Task to complete: Output all of the material once more, so that every line matches the original exactly.

------------------------------

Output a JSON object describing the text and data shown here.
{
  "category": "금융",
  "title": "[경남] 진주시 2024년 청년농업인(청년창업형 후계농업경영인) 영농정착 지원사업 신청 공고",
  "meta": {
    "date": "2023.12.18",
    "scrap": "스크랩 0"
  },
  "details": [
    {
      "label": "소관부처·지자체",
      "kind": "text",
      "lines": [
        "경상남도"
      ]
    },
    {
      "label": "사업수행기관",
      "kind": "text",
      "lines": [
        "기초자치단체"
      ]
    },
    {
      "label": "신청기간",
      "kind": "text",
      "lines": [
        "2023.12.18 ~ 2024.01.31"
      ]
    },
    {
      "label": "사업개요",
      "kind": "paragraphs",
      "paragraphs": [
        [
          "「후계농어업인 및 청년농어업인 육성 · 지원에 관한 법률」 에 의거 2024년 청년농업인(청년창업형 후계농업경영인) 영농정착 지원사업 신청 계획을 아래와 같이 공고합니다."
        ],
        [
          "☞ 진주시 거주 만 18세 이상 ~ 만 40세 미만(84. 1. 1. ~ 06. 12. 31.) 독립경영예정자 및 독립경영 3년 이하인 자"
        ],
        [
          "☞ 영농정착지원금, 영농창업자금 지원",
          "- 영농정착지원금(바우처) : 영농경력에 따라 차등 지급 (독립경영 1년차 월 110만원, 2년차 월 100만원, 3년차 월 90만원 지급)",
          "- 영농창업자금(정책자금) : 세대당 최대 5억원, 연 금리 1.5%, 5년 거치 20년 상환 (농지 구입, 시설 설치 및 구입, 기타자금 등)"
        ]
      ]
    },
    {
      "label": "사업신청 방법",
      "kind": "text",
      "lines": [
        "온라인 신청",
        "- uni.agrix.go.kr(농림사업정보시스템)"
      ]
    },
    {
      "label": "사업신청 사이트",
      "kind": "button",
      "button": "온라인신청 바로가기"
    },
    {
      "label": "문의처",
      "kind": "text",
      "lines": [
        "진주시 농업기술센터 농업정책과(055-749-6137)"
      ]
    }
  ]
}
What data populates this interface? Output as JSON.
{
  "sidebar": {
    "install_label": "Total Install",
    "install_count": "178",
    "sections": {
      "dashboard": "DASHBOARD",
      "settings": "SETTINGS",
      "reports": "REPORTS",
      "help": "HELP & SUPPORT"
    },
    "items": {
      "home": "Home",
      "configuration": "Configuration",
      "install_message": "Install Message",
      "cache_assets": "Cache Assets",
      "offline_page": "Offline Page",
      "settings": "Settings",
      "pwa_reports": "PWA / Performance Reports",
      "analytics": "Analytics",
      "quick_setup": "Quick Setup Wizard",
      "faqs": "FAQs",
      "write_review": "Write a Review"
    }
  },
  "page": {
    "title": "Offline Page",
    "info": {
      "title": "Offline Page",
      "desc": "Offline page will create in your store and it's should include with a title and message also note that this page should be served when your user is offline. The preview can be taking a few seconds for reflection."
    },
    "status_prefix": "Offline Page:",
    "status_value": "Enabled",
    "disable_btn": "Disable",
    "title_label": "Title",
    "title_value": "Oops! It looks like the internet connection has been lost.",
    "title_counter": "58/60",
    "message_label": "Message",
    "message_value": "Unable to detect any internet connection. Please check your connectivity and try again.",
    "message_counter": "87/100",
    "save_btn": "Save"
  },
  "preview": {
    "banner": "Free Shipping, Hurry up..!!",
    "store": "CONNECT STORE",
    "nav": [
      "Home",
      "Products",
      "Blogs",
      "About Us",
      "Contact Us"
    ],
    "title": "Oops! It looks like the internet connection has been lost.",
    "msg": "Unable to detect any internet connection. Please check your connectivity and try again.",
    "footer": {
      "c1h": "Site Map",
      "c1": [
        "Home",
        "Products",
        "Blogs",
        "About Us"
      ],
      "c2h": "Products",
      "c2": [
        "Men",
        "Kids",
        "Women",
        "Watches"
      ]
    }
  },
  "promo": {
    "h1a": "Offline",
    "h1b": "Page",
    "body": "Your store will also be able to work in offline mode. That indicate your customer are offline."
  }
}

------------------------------

Final answer:
Output a JSON object describing the text and data shown here.
{
  "category": "금융",
  "title": "[경남] 진주시 2024년 청년농업인(청년창업형 후계농업경영인) 영농정착 지원사업 신청 공고",
  "meta": {
    "date": "2023.12.18",
    "scrap": "스크랩 0"
  },
  "details": [
    {
      "label": "소관부처·지자체",
      "kind": "text",
      "lines": [
        "경상남도"
      ]
    },
    {
      "label": "사업수행기관",
      "kind": "text",
      "lines": [
        "기초자치단체"
      ]
    },
    {
      "label": "신청기간",
      "kind": "text",
      "lines": [
        "2023.12.18 ~ 2024.01.31"
      ]
    },
    {
      "label": "사업개요",
      "kind": "paragraphs",
      "paragraphs": [
        [
          "「후계농어업인 및 청년농어업인 육성 · 지원에 관한 법률」 에 의거 2024년 청년농업인(청년창업형 후계농업경영인) 영농정착 지원사업 신청 계획을 아래와 같이 공고합니다."
        ],
        [
          "☞ 진주시 거주 만 18세 이상 ~ 만 40세 미만(84. 1. 1. ~ 06. 12. 31.) 독립경영예정자 및 독립경영 3년 이하인 자"
        ],
        [
          "☞ 영농정착지원금, 영농창업자금 지원",
          "- 영농정착지원금(바우처) : 영농경력에 따라 차등 지급 (독립경영 1년차 월 110만원, 2년차 월 100만원, 3년차 월 90만원 지급)",
          "- 영농창업자금(정책자금) : 세대당 최대 5억원, 연 금리 1.5%, 5년 거치 20년 상환 (농지 구입, 시설 설치 및 구입, 기타자금 등)"
        ]
      ]
    },
    {
      "label": "사업신청 방법",
      "kind": "text",
      "lines": [
        "온라인 신청",
        "- uni.agrix.go.kr(농림사업정보시스템)"
      ]
    },
    {
      "label": "사업신청 사이트",
      "kind": "button",
      "button": "온라인신청 바로가기"
    },
    {
      "label": "문의처",
      "kind": "text",
      "lines": [
        "진주시 농업기술센터 농업정책과(055-749-6137)"
      ]
    }
  ]
}
What data populates this interface? Output as JSON.
{
  "sidebar": {
    "install_label": "Total Install",
    "install_count": "178",
    "sections": {
      "dashboard": "DASHBOARD",
      "settings": "SETTINGS",
      "reports": "REPORTS",
      "help": "HELP & SUPPORT"
    },
    "items": {
      "home": "Home",
      "configuration": "Configuration",
      "install_message": "Install Message",
      "cache_assets": "Cache Assets",
      "offline_page": "Offline Page",
      "settings": "Settings",
      "pwa_reports": "PWA / Performance Reports",
      "analytics": "Analytics",
      "quick_setup": "Quick Setup Wizard",
      "faqs": "FAQs",
      "write_review": "Write a Review"
    }
  },
  "page": {
    "title": "Offline Page",
    "info": {
      "title": "Offline Page",
      "desc": "Offline page will create in your store and it's should include with a title and message also note that this page should be served when your user is offline. The preview can be taking a few seconds for reflection."
    },
    "status_prefix": "Offline Page:",
    "status_value": "Enabled",
    "disable_btn": "Disable",
    "title_label": "Title",
    "title_value": "Oops! It looks like the internet connection has been lost.",
    "title_counter": "58/60",
    "message_label": "Message",
    "message_value": "Unable to detect any internet connection. Please check your connectivity and try again.",
    "message_counter": "87/100",
    "save_btn": "Save"
  },
  "preview": {
    "banner": "Free Shipping, Hurry up..!!",
    "store": "CONNECT STORE",
    "nav": [
      "Home",
      "Products",
      "Blogs",
      "About Us",
      "Contact Us"
    ],
    "title": "Oops! It looks like the internet connection has been lost.",
    "msg": "Unable to detect any internet connection. Please check your connectivity and try again.",
    "footer": {
      "c1h": "Site Map",
      "c1": [
        "Home",
        "Products",
        "Blogs",
        "About Us"
      ],
      "c2h": "Products",
      "c2": [
        "Men",
        "Kids",
        "Women",
        "Watches"
      ]
    }
  },
  "promo": {
    "h1a": "Offline",
    "h1b": "Page",
    "body": "Your store will also be able to work in offline mode. That indicate your customer are offline."
  }
}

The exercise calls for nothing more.